Updated water quality standards needed for Hong Kong's beaches, says DAB

PUBLISHED : Monday, 19 August, 2013, 7:59pm
UPDATED : Tuesday, 20 August, 2013, 12:36pm

A pro-establishment political party is calling for the government to update the water quality standard for bathing beaches, after a poll they conducted found some swimmers suffered from illness following contact with the water.

The Democratic Alliance for Betterment and Progress of Hong Kong criticised the government on Monday for being slow to amend current standards for beach water quality in the city, which uses a “backward” criteria from the 1980s.

The DAB claimed that although water quality had already been reviewed by the Environmental Protection Department (EPD) in 2009, the government had not since taken any policy action to update the Water Quality Objective (WQO).

As the city is faced with an ageing population, free swimming facilities are urgently needed for citizens in the Western part of New Territories
DAB lawmaker Christopher Chung Shu-kun 

In a survey conducted by the party earlier this month, over a fifth of the 791 citizens polled had experienced discomfort or illness after swimming in public swimming pools, and around 13 per cent felt sick after swimming in beaches. DAB lawmaker Christopher Chung Shu-kun said the ailments could range from skin rashes to minor flu symptoms.

Citizens above 11 years of age were polled by phone over a one-week period starting July 30.

The party said its main area of concern is the levels of E. coli in freshwater beaches. Its presence in water is a strong indication of recent sewage or animal waste contamination, as it is present in large numbers inside the gastrointestinal tracts and excreta of all warm-blooded animals.

The current standard for E. coli levels in Hong Kong beach waters is 180 colonies per 100ml of water. The standard set by the United States Environmental Protection Agency is 126 colonies per 100ml.

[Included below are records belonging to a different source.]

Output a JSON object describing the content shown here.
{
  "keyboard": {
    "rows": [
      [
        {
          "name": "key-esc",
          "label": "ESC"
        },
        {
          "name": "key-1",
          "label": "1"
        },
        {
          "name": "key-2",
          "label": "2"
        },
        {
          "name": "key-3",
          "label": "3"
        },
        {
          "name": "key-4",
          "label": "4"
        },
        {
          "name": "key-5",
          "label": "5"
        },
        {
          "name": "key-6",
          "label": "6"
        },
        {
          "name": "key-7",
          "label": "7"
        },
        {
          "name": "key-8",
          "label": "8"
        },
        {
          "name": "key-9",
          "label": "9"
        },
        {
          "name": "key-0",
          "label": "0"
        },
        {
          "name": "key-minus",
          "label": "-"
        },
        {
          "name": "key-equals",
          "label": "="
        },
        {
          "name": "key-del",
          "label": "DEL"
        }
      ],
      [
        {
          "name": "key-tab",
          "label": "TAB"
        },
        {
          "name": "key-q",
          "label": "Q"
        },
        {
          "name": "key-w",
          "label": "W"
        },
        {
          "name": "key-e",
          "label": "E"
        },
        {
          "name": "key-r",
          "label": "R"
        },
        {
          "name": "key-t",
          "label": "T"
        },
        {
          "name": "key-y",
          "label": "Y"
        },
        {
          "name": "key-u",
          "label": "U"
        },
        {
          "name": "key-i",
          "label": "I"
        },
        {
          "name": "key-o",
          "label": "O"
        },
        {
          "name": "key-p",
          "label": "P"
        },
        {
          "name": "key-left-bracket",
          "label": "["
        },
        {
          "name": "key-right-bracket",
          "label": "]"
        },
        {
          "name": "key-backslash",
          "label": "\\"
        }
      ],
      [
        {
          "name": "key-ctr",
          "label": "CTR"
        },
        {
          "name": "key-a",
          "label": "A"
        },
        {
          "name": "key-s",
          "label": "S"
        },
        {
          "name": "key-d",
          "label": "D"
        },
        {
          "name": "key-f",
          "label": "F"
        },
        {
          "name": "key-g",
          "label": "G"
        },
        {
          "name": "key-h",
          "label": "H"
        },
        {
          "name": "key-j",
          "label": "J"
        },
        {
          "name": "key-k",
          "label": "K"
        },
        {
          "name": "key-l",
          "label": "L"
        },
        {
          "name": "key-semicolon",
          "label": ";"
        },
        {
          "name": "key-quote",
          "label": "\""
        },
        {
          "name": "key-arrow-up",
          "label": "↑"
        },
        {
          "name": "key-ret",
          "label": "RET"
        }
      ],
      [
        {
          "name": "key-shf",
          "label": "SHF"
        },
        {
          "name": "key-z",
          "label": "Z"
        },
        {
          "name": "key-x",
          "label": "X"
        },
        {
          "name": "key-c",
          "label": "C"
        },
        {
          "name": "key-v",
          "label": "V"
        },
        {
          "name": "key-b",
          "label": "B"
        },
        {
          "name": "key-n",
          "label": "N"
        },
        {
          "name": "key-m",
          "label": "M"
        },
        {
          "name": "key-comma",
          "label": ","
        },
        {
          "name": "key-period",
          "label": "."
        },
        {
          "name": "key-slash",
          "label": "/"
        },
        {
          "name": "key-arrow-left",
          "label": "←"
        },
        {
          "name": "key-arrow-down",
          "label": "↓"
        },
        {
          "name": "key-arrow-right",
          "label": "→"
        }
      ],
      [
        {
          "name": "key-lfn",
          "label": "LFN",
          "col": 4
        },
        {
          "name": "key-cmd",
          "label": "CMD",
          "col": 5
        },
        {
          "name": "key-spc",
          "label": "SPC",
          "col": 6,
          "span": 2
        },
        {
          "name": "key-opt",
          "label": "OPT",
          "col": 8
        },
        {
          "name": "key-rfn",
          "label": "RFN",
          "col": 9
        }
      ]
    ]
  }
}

A spokesperson at the Leisure and Cultural Services Department said they were concerned about beach water quality, and have tested for bacteria levels in seawater every week during the summer season to determine whether its 'good', 'average', 'bad' or 'extremely bad'."

Chung also reiterated his stance on the man-made Lung Mei Beach in Tai Po, and said the 200-metre-beach is a good compromise on use of 6 kilometres of coast, near an ecologically rich mangrove swamp and the Plover Cove Reservoir.

“As the city is faced with an ageing population, free swimming facilities are urgently needed for citizens in the Western part of New Territories, particularly for many elderly people who enjoy swimming as a leisurely sport,” he said.

He proposed building more swimming facilities on Hong Kong Island and parts of the New Territories, and offering discount packages for public swimming pools in consideration of low-income families.